People like Silver, a 55-year-old Wal-Mart shelf stocker, are called altruistic donors in the world of organ transplants. To the sick and suffering, Silver is simply a hero.

Across the country, about 18 people die each day awaiting a kidney.

So Rick Anhorn is one of the lucky ones. “Tom gave me an awesome gift,” Anhorn said.

Meeting for the first time last week at Providence Sacred Heart Medical Center in Spokane, the two men gave each other a big hug and began sharing stories that illustrated how their lives intertwined.

Anhorn worked as a banker, didn’t take good care of his body and fell ill with Type 2 diabetes.

He had been on dialysis for years as his kidney functions failed.

“Three days a week, three to four hours each time,” he said of his routine. “Our lives revolved around my dialysis.”

For the past five years his life was static. He didn’t get much exercise. He worried that his physical and cognitive abilities had slumped.

He kept reading Scripture and believing something positive would happen. “I just kept plowing forward,” he said.

Both Anhorn and Silver are Mormons — and that’s just one similarity. Both stand taller than 6 feet. They are 55. Both have remarried and have children.

Silver’s inspiration to donate a kidney came from his wife, Robin.

She gave a kidney five years ago to family friend Blaine Bauer, a widely beloved math teacher in Newport, Pend Oreille County, where the Silvers also live. Her gift helped Bauer lead a better life until he died this month from throat cancer.

So Silver signed up to give his kidney to his wife’s cousin. That didn’t work out, so he told physicians that he would be willing to give to a stranger.

Such donations are rare. Of the 50 to 60 kidneys donated in the region each year, half are from living donors and many of those are from people undergoing the surgery to help a friend or family member.

At the same time, Anhorn touched the top of the local transplant waiting list of 245 people.

He can expect Silver’s kidney to last 10 to 15 years.

Eight months after surgery, Anhorn said, he feels better than he has in many years.

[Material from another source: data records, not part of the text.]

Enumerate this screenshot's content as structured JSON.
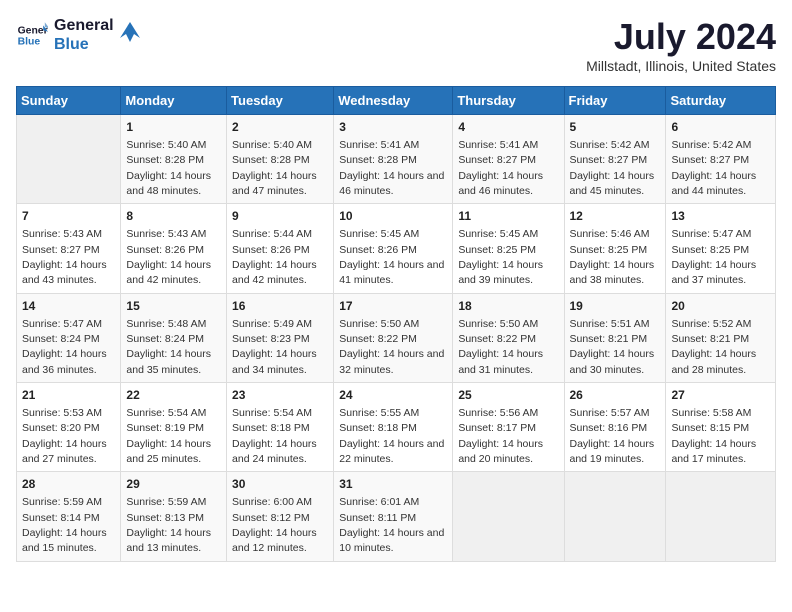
{
  "logo": {
    "line1": "General",
    "line2": "Blue"
  },
  "title": "July 2024",
  "subtitle": "Millstadt, Illinois, United States",
  "days_of_week": [
    "Sunday",
    "Monday",
    "Tuesday",
    "Wednesday",
    "Thursday",
    "Friday",
    "Saturday"
  ],
  "weeks": [
    [
      {
        "day": "",
        "empty": true
      },
      {
        "day": "1",
        "sunrise": "5:40 AM",
        "sunset": "8:28 PM",
        "daylight": "14 hours and 48 minutes."
      },
      {
        "day": "2",
        "sunrise": "5:40 AM",
        "sunset": "8:28 PM",
        "daylight": "14 hours and 47 minutes."
      },
      {
        "day": "3",
        "sunrise": "5:41 AM",
        "sunset": "8:28 PM",
        "daylight": "14 hours and 46 minutes."
      },
      {
        "day": "4",
        "sunrise": "5:41 AM",
        "sunset": "8:27 PM",
        "daylight": "14 hours and 46 minutes."
      },
      {
        "day": "5",
        "sunrise": "5:42 AM",
        "sunset": "8:27 PM",
        "daylight": "14 hours and 45 minutes."
      },
      {
        "day": "6",
        "sunrise": "5:42 AM",
        "sunset": "8:27 PM",
        "daylight": "14 hours and 44 minutes."
      }
    ],
    [
      {
        "day": "7",
        "sunrise": "5:43 AM",
        "sunset": "8:27 PM",
        "daylight": "14 hours and 43 minutes."
      },
      {
        "day": "8",
        "sunrise": "5:43 AM",
        "sunset": "8:26 PM",
        "daylight": "14 hours and 42 minutes."
      },
      {
        "day": "9",
        "sunrise": "5:44 AM",
        "sunset": "8:26 PM",
        "daylight": "14 hours and 42 minutes."
      },
      {
        "day": "10",
        "sunrise": "5:45 AM",
        "sunset": "8:26 PM",
        "daylight": "14 hours and 41 minutes."
      },
      {
        "day": "11",
        "sunrise": "5:45 AM",
        "sunset": "8:25 PM",
        "daylight": "14 hours and 39 minutes."
      },
      {
        "day": "12",
        "sunrise": "5:46 AM",
        "sunset": "8:25 PM",
        "daylight": "14 hours and 38 minutes."
      },
      {
        "day": "13",
        "sunrise": "5:47 AM",
        "sunset": "8:25 PM",
        "daylight": "14 hours and 37 minutes."
      }
    ],
    [
      {
        "day": "14",
        "sunrise": "5:47 AM",
        "sunset": "8:24 PM",
        "daylight": "14 hours and 36 minutes."
      },
      {
        "day": "15",
        "sunrise": "5:48 AM",
        "sunset": "8:24 PM",
        "daylight": "14 hours and 35 minutes."
      },
      {
        "day": "16",
        "sunrise": "5:49 AM",
        "sunset": "8:23 PM",
        "daylight": "14 hours and 34 minutes."
      },
      {
        "day": "17",
        "sunrise": "5:50 AM",
        "sunset": "8:22 PM",
        "daylight": "14 hours and 32 minutes."
      },
      {
        "day": "18",
        "sunrise": "5:50 AM",
        "sunset": "8:22 PM",
        "daylight": "14 hours and 31 minutes."
      },
      {
        "day": "19",
        "sunrise": "5:51 AM",
        "sunset": "8:21 PM",
        "daylight": "14 hours and 30 minutes."
      },
      {
        "day": "20",
        "sunrise": "5:52 AM",
        "sunset": "8:21 PM",
        "daylight": "14 hours and 28 minutes."
      }
    ],
    [
      {
        "day": "21",
        "sunrise": "5:53 AM",
        "sunset": "8:20 PM",
        "daylight": "14 hours and 27 minutes."
      },
      {
        "day": "22",
        "sunrise": "5:54 AM",
        "sunset": "8:19 PM",
        "daylight": "14 hours and 25 minutes."
      },
      {
        "day": "23",
        "sunrise": "5:54 AM",
        "sunset": "8:18 PM",
        "daylight": "14 hours and 24 minutes."
      },
      {
        "day": "24",
        "sunrise": "5:55 AM",
        "sunset": "8:18 PM",
        "daylight": "14 hours and 22 minutes."
      },
      {
        "day": "25",
        "sunrise": "5:56 AM",
        "sunset": "8:17 PM",
        "daylight": "14 hours and 20 minutes."
      },
      {
        "day": "26",
        "sunrise": "5:57 AM",
        "sunset": "8:16 PM",
        "daylight": "14 hours and 19 minutes."
      },
      {
        "day": "27",
        "sunrise": "5:58 AM",
        "sunset": "8:15 PM",
        "daylight": "14 hours and 17 minutes."
      }
    ],
    [
      {
        "day": "28",
        "sunrise": "5:59 AM",
        "sunset": "8:14 PM",
        "daylight": "14 hours and 15 minutes."
      },
      {
        "day": "29",
        "sunrise": "5:59 AM",
        "sunset": "8:13 PM",
        "daylight": "14 hours and 13 minutes."
      },
      {
        "day": "30",
        "sunrise": "6:00 AM",
        "sunset": "8:12 PM",
        "daylight": "14 hours and 12 minutes."
      },
      {
        "day": "31",
        "sunrise": "6:01 AM",
        "sunset": "8:11 PM",
        "daylight": "14 hours and 10 minutes."
      },
      {
        "day": "",
        "empty": true
      },
      {
        "day": "",
        "empty": true
      },
      {
        "day": "",
        "empty": true
      }
    ]
  ],
  "labels": {
    "sunrise_prefix": "Sunrise: ",
    "sunset_prefix": "Sunset: ",
    "daylight_prefix": "Daylight: "
  }
}
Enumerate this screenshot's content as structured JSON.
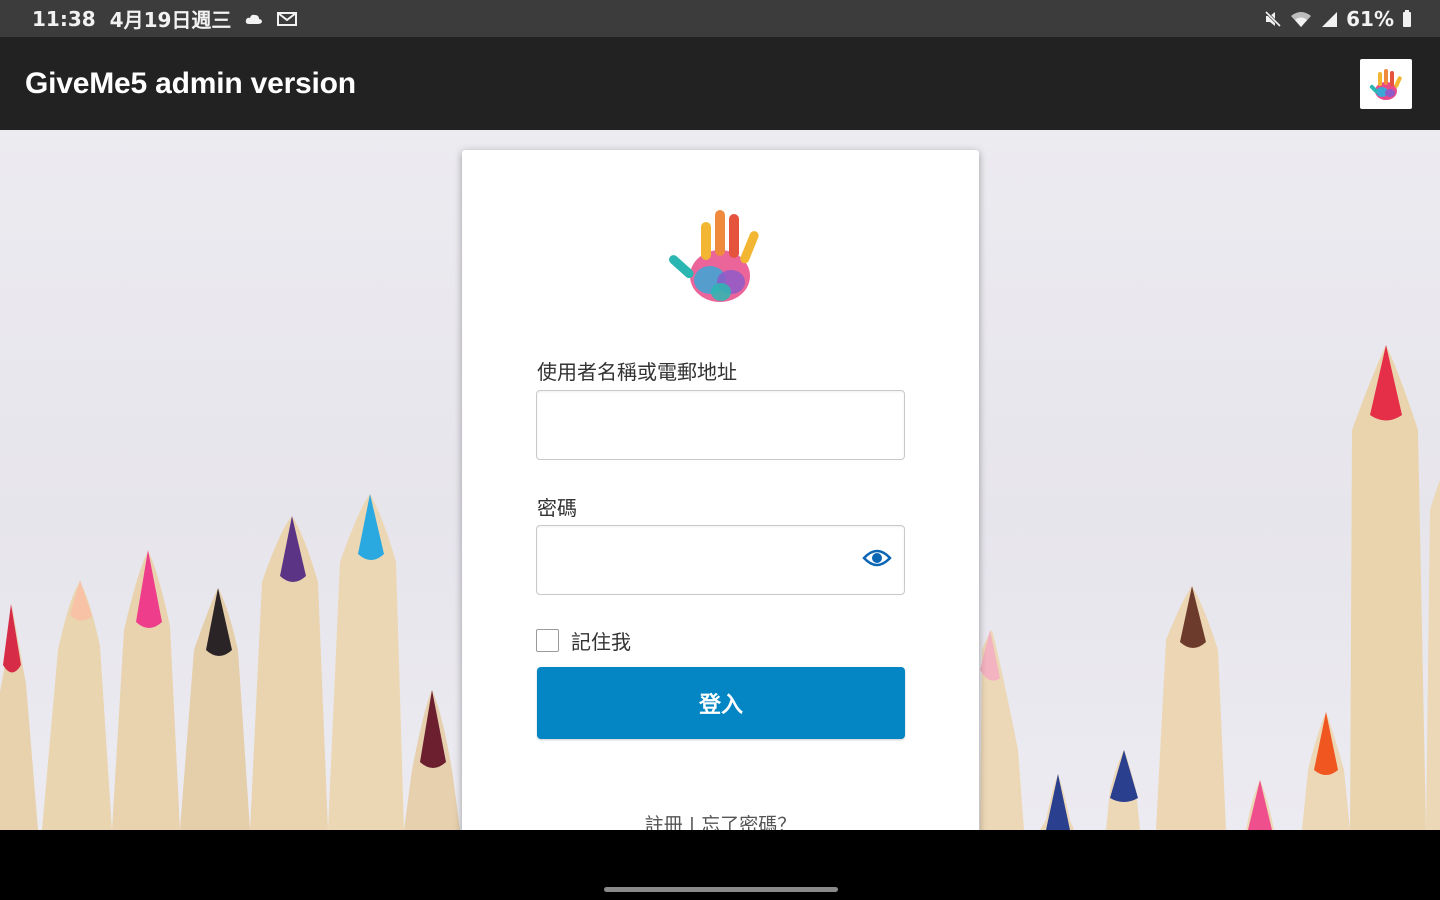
{
  "status_bar": {
    "time": "11:38",
    "date": "4月19日週三",
    "battery": "61%",
    "icons": [
      "cloud-icon",
      "mail-icon",
      "mute-icon",
      "wifi-icon",
      "signal-icon",
      "battery-icon"
    ]
  },
  "app_bar": {
    "title": "GiveMe5 admin version",
    "logo_icon": "handprint-logo-icon"
  },
  "login_form": {
    "username_label": "使用者名稱或電郵地址",
    "username_value": "",
    "password_label": "密碼",
    "password_value": "",
    "show_password_icon": "eye-icon",
    "remember_label": "記住我",
    "remember_checked": false,
    "login_button": "登入",
    "links": "註冊 | 忘了密碼？"
  },
  "colors": {
    "status_bar": "#3c3c3c",
    "app_bar": "#222222",
    "background": "#ecebf0",
    "primary_button": "#0386c3",
    "eye_icon": "#0a66b5"
  }
}
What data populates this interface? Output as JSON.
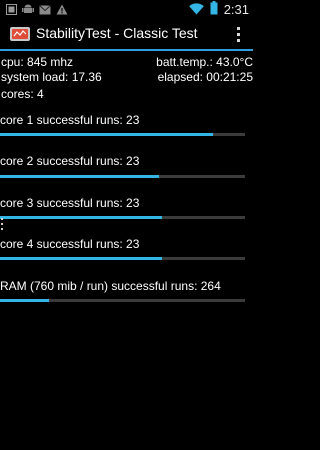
{
  "status_bar": {
    "time": "2:31",
    "icons": [
      "notification-icon",
      "android-icon",
      "email-icon",
      "warning-icon",
      "wifi-icon",
      "battery-icon"
    ]
  },
  "action_bar": {
    "title": "StabilityTest - Classic Test",
    "overflow_icon": "overflow-menu-icon"
  },
  "info": {
    "cpu": "cpu: 845 mhz",
    "batt_temp": "batt.temp.: 43.0°C",
    "system_load": "system load: 17.36",
    "elapsed": "elapsed: 00:21:25",
    "cores": "cores: 4"
  },
  "cores": [
    {
      "label": "core 1 successful runs: 23",
      "progress": 0.87
    },
    {
      "label": "core 2 successful runs: 23",
      "progress": 0.65
    },
    {
      "label": "core 3 successful runs: 23",
      "progress": 0.66
    },
    {
      "label": "core 4 successful runs: 23",
      "progress": 0.66
    }
  ],
  "ram": {
    "label": "RAM (760 mib / run) successful runs: 264",
    "progress": 0.2
  },
  "colors": {
    "accent": "#33b5e5",
    "divider": "#2e9fd8",
    "track": "#3b3b3b",
    "background": "#000000"
  }
}
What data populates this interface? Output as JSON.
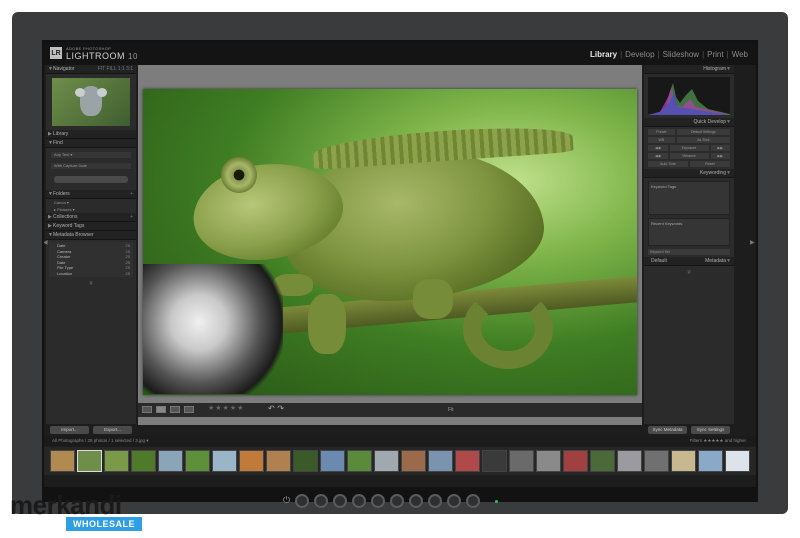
{
  "app": {
    "subtitle": "ADOBE PHOTOSHOP",
    "name": "LIGHTROOM",
    "version": "10",
    "logo_letters": "LR"
  },
  "modules": [
    "Library",
    "Develop",
    "Slideshow",
    "Print",
    "Web"
  ],
  "active_module": "Library",
  "left_panel": {
    "navigator": "Navigator",
    "navigator_zoom": "FIT  FILL  1:1  3:1",
    "library": "Library",
    "find": "Find",
    "find_rows": [
      "Any Text ▾",
      "With Capture Date"
    ],
    "folders": "Folders",
    "folder_rows": [
      "Canon ▾",
      "▸ Pictures ▾"
    ],
    "collections": "Collections",
    "keyword_tags": "Keyword Tags",
    "metadata_browser": "Metadata Browser",
    "metadata_rows": [
      {
        "label": "Date",
        "count": "25"
      },
      {
        "label": "Camera",
        "count": "25"
      },
      {
        "label": "Creator",
        "count": "25"
      },
      {
        "label": "Date",
        "count": "25"
      },
      {
        "label": "File Type",
        "count": "25"
      },
      {
        "label": "Location",
        "count": "25"
      }
    ],
    "import_button": "Import...",
    "export_button": "Export..."
  },
  "toolbar": {
    "stars": "★★★★★",
    "label": "Fit"
  },
  "right_panel": {
    "histogram": "Histogram",
    "quick_develop": "Quick Develop",
    "preset_label": "Preset",
    "preset_value": "Default Settings",
    "wb_label": "WB",
    "wb_value": "As Shot",
    "exposure_label": "Exposure",
    "vibrance_label": "Vibrance",
    "auto_tone": "Auto Tone",
    "reset": "Reset",
    "keywording": "Keywording",
    "keyword_tags": "Keyword Tags",
    "recent_keywords": "Recent Keywords",
    "keyword_set": "Keyword Set",
    "metadata": "Metadata",
    "metadata_preset": "Default",
    "sync_metadata": "Sync Metadata",
    "sync_settings": "Sync Settings"
  },
  "filmstrip": {
    "path": "All Photographs / 25 photos / 1 selected / 3.jpg ▾",
    "filter_label": "Filters",
    "filter_value": "and higher",
    "thumb_colors": [
      "#b08a50",
      "#6f8e4a",
      "#7a9a4a",
      "#4f7a2a",
      "#8aa4b8",
      "#5e8f3a",
      "#9ab4c8",
      "#c07a3a",
      "#b08050",
      "#3a5a2a",
      "#6a8ab0",
      "#5a8a3a",
      "#a0a8b0",
      "#9a6a4a",
      "#7a94b0",
      "#b04a4a",
      "#3a3a3a",
      "#6a6a6a",
      "#8a8a8a",
      "#a04040",
      "#4a6a3a",
      "#9a9aa0",
      "#707070",
      "#c8b890",
      "#8aa8c8",
      "#dde3ea"
    ]
  },
  "watermark": {
    "brand": "merkandi",
    "badge": "WHOLESALE"
  }
}
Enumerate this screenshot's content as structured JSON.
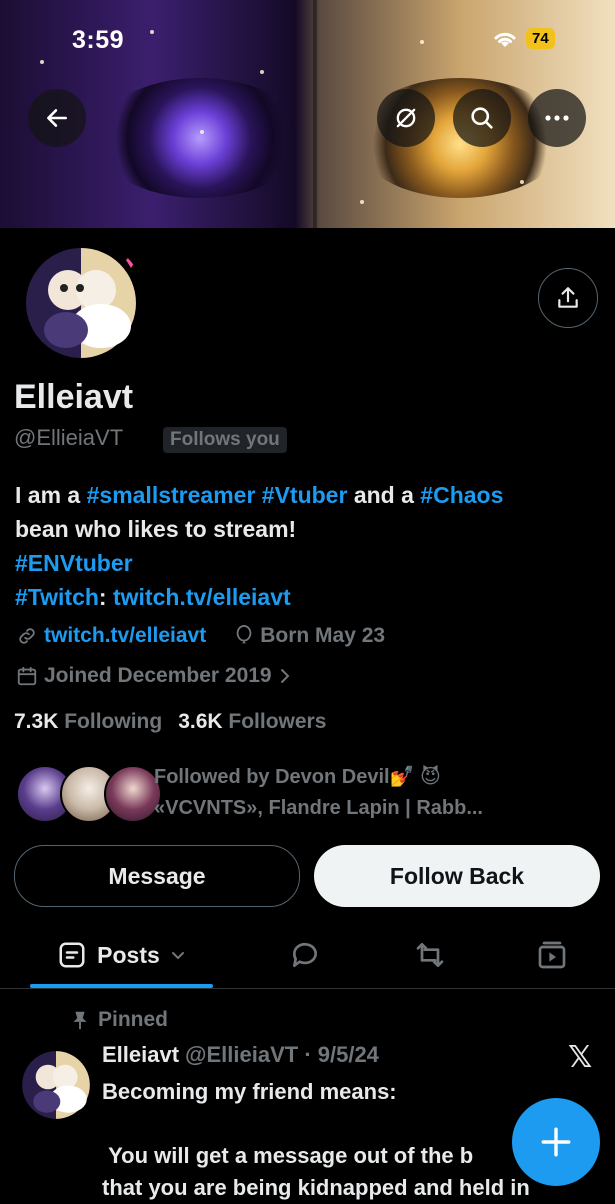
{
  "status_bar": {
    "time": "3:59",
    "battery": "74"
  },
  "banner": {
    "back_icon": "arrow-left-icon",
    "hide_icon": "eye-slash-icon",
    "search_icon": "search-icon",
    "more_icon": "more-horizontal-icon"
  },
  "profile": {
    "name": "Elleiavt",
    "handle": "@EllieiaVT",
    "follows_you": "Follows you",
    "bio": {
      "line1_pre": "I am a ",
      "tag1": "#smallstreamer",
      "tag2": "#Vtuber",
      "line1_mid": " and a ",
      "tag3": "#Chaos",
      "line2": "bean who likes to stream!",
      "tag4": "#ENVtuber",
      "tag5": "#Twitch",
      "line4_mid": ": ",
      "bio_link": "twitch.tv/elleiavt"
    },
    "website": "twitch.tv/elleiavt",
    "birthday": "Born May 23",
    "joined": "Joined December 2019",
    "following_count": "7.3K",
    "following_label": "Following",
    "followers_count": "3.6K",
    "followers_label": "Followers",
    "followed_by_line1": "Followed by Devon Devil💅 😈",
    "followed_by_line2": "«VCVNTS», Flandre Lapin | Rabb..."
  },
  "actions": {
    "message": "Message",
    "follow_back": "Follow Back"
  },
  "tabs": {
    "posts": "Posts"
  },
  "post": {
    "pinned": "Pinned",
    "name": "Elleiavt",
    "handle_date": "@EllieiaVT · 9/5/24",
    "body": "Becoming my friend means:\n\n You will get a message out of the b\nthat you are being kidnapped and held in"
  },
  "colors": {
    "accent": "#1d9bf0",
    "muted": "#71767b",
    "battery": "#f3c21a"
  }
}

While Anhorn was sewn shut with his new kidney intact and sent home within 46 hours, Silver came down with pneumonia and his hospital stay was stretched. But he says it was all worth it.

“This is something I felt I had to do,” he said. “I encourage others to do the same.”